When Celia is sent to her father, Prospero the magician, she could never have imagined that it would be the first step in her journey of becoming an illusionist. Prospero is not a mere magician who dabbles in tricks; he can manipulate and change the very core of an object. And this power has been passed on to Celia. Unbeknownst to her, Celia is entered into a challenge with no defined rules, where she will be pitted against an opponent who will be trained by another magician.
Marco is an orphan that is plucked from his shabby orphanage by a mysterious man identifiable only by his grey suit and cane. For years, he studies and trains to become a master illusionist for a battle he knows nothing about.

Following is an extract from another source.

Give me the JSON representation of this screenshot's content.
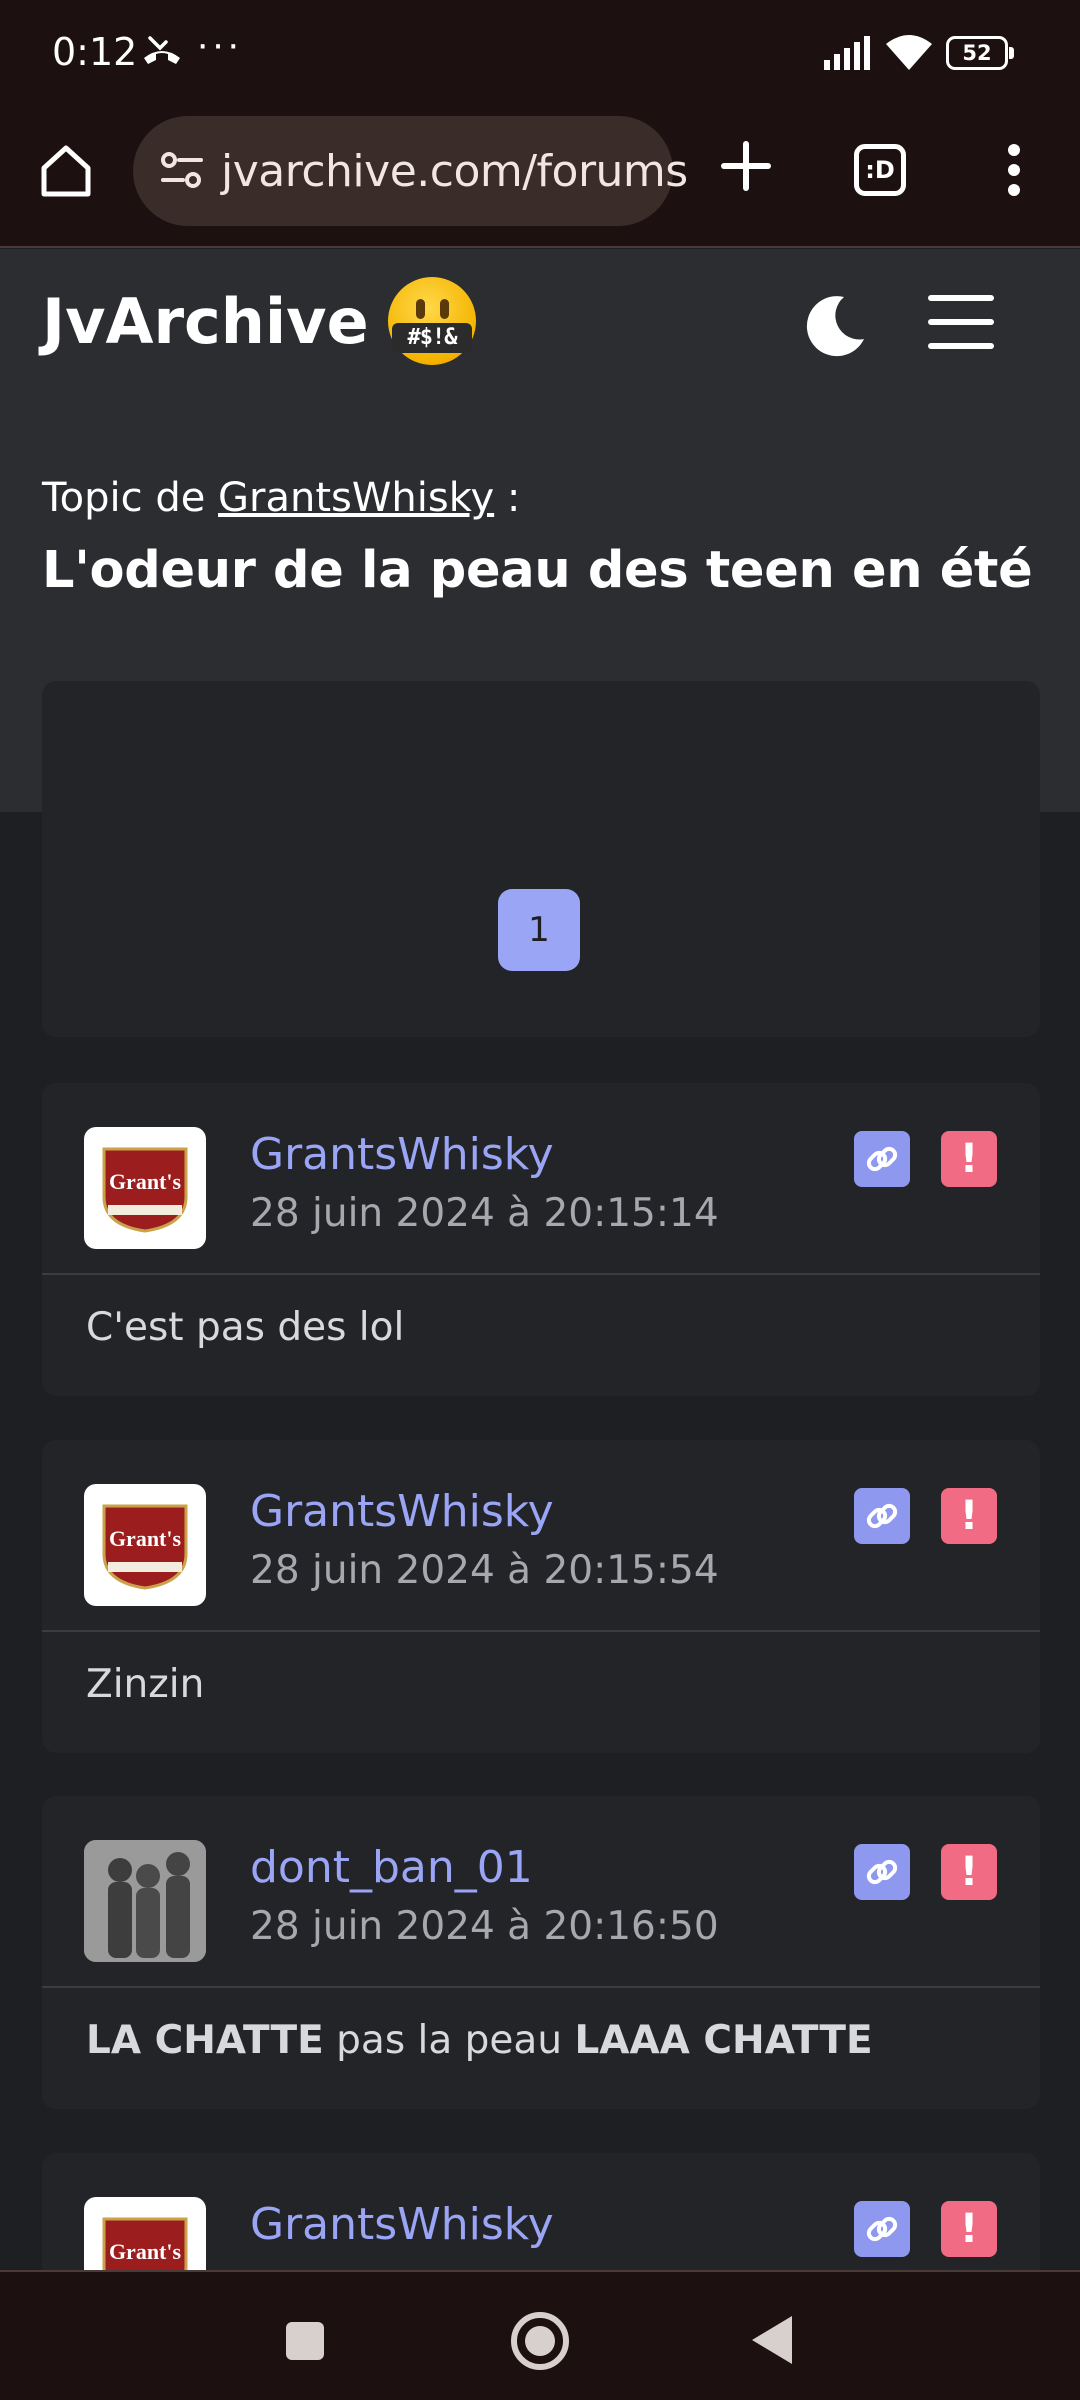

As Celia and Marco grow in their talents, they will be drawn closer together through the creation of the Night Circus. It is a circus unlike all others, with its ability to tempt all of the senses and fill every spectator with wonder. No one will be prepared for the final competition. Not even Celia and Marco.

This novel is beautifully crafted with exquisite details. Every aspect of the training process, every single design feature of the circus is highlighted and it all serves to make the setting come alive. I love the way that different characters play into the story and I especially enjoyed reading little snippets from their viewpoints. There were parts that seemed to drag on a bit but it was worth the push. I really enjoyed reading this novel and it is definitely on my list of favorites. Overall, a great way to start off my year!

Happy reading and happy new year ~